Go through the data below and gather each line containing "down".

> [Given information]
━━━━━━━━━━━━━━━━━━━━━━━━━━━━━━

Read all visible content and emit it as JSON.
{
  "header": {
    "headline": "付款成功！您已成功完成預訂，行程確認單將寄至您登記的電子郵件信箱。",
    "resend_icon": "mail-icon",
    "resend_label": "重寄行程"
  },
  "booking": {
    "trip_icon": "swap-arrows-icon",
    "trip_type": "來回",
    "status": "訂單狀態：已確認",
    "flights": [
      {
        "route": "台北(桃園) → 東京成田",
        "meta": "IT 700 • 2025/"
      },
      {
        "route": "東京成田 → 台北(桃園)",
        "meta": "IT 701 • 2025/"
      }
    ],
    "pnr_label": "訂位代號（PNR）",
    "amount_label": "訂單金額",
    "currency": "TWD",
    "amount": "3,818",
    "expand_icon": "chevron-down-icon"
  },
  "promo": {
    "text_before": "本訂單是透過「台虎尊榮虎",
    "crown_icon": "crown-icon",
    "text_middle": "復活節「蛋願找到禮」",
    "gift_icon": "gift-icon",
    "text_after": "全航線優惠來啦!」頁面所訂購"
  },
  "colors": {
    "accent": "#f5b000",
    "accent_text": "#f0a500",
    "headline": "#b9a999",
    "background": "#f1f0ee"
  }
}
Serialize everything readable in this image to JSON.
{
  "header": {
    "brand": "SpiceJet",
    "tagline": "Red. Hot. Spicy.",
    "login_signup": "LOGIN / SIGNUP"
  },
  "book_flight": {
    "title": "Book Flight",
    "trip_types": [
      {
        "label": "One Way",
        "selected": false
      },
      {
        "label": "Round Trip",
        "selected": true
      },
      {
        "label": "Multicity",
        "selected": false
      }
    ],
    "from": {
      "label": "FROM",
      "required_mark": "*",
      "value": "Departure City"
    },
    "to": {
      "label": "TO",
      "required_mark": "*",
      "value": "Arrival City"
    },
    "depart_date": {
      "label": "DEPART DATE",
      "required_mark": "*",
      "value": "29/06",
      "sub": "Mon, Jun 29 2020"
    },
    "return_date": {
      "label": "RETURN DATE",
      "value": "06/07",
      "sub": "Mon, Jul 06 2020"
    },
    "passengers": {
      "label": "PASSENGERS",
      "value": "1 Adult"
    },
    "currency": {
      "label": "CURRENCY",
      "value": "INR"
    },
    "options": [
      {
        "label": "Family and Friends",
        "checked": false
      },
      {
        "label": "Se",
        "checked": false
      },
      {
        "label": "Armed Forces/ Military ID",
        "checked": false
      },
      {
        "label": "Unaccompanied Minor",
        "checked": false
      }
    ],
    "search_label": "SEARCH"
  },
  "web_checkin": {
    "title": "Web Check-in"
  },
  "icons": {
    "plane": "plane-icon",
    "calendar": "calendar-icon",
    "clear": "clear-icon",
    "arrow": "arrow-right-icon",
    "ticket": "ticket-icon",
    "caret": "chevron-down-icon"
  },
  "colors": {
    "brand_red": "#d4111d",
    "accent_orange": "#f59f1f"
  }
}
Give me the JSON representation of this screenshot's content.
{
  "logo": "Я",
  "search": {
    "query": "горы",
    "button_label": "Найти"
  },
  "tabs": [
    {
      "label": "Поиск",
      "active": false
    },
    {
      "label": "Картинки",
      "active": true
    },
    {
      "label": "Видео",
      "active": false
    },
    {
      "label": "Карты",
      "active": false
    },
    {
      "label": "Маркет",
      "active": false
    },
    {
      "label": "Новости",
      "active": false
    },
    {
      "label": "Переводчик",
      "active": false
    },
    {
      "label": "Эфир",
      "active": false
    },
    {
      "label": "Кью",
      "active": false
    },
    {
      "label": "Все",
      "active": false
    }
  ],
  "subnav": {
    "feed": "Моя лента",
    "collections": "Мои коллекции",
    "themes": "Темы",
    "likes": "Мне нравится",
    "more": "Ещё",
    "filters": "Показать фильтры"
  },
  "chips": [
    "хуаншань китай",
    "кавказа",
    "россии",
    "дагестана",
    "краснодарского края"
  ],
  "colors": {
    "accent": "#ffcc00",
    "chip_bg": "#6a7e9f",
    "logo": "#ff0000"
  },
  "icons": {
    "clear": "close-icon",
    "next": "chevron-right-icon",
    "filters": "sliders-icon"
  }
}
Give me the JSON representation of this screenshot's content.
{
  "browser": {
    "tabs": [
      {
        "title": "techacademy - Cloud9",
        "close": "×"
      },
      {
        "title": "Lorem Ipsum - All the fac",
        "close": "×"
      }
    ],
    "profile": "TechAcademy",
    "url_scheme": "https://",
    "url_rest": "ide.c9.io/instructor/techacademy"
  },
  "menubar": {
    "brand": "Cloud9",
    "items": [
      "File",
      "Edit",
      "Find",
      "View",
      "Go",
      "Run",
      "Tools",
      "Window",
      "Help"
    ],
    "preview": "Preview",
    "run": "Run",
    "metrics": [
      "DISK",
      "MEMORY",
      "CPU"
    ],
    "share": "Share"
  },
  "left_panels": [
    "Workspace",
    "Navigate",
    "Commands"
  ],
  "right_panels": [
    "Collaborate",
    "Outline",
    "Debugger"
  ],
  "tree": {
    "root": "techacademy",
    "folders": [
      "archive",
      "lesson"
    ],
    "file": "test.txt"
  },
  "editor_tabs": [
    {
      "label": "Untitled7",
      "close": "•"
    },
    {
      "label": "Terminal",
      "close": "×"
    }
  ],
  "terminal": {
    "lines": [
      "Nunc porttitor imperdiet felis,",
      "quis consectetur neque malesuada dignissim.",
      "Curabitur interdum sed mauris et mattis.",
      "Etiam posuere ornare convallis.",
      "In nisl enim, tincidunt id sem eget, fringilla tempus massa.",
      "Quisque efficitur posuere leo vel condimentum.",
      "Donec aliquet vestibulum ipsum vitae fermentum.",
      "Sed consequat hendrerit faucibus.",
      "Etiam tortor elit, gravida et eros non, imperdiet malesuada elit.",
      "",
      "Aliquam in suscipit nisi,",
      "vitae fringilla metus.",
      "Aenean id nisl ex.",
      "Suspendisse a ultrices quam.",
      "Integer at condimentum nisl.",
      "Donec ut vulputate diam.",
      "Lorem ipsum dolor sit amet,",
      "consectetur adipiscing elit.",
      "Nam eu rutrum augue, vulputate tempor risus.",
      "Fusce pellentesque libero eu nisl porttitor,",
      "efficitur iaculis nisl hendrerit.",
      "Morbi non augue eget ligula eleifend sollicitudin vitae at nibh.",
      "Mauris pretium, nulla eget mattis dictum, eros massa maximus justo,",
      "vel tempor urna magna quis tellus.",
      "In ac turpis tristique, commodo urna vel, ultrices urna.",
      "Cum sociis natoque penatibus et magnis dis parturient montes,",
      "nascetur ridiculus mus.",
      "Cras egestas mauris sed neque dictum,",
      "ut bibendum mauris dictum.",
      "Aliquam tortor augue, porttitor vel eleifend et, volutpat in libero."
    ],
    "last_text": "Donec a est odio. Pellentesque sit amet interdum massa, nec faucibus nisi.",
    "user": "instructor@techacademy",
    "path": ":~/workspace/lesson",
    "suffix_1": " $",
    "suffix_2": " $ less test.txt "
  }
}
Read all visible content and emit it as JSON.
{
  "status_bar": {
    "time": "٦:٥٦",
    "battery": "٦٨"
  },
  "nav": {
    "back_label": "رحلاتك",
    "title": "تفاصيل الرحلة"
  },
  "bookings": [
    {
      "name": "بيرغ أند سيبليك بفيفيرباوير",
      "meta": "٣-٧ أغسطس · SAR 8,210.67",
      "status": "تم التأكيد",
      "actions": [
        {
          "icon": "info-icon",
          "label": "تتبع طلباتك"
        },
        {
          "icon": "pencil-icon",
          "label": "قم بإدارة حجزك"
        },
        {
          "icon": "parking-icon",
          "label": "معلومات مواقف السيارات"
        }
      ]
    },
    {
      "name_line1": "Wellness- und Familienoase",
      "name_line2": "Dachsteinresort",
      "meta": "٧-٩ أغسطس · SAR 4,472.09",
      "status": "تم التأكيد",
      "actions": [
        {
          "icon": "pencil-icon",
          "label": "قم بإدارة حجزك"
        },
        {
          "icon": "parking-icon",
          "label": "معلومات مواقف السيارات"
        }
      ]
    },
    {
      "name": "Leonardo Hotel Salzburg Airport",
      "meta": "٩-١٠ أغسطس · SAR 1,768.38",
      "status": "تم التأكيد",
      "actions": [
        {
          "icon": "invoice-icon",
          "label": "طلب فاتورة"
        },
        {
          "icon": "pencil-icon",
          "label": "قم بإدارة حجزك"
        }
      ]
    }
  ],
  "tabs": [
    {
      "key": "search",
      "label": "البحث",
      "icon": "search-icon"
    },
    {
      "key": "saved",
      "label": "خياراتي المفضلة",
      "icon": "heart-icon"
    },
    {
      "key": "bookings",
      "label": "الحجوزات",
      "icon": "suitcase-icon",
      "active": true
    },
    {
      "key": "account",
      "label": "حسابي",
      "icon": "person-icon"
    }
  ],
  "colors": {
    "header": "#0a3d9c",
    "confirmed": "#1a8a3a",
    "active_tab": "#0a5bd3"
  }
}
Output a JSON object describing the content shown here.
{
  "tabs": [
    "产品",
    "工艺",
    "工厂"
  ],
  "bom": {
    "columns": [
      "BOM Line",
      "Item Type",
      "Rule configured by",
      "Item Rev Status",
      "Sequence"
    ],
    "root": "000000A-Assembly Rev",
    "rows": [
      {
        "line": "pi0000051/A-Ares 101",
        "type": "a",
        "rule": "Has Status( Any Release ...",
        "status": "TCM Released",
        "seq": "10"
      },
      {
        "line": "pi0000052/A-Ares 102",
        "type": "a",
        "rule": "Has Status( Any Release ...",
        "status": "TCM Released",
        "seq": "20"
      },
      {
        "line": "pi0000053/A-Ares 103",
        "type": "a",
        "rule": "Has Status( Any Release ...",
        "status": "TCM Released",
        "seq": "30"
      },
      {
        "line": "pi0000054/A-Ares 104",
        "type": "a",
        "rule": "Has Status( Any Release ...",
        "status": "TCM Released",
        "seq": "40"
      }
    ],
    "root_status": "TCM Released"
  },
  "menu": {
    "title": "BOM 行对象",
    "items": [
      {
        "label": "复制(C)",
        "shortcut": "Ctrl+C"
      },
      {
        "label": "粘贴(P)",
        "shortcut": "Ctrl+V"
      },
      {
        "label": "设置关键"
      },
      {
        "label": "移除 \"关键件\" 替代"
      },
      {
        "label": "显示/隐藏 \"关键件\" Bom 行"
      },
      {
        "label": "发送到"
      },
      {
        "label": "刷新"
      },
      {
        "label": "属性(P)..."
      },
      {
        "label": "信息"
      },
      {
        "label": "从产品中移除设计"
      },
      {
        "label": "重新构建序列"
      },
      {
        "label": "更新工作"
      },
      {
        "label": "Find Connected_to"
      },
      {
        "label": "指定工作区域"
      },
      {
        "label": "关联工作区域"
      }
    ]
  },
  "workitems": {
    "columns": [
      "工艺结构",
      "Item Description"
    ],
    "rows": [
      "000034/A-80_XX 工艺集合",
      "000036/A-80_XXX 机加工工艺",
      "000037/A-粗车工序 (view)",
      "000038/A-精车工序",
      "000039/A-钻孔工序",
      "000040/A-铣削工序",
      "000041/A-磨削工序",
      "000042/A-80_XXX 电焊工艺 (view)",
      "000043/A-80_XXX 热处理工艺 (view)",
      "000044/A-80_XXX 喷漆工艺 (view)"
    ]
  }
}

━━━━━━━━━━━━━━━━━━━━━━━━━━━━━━

> [Result below]
    "expand_icon": "chevron-down-icon"
    "caret": "chevron-down-icon"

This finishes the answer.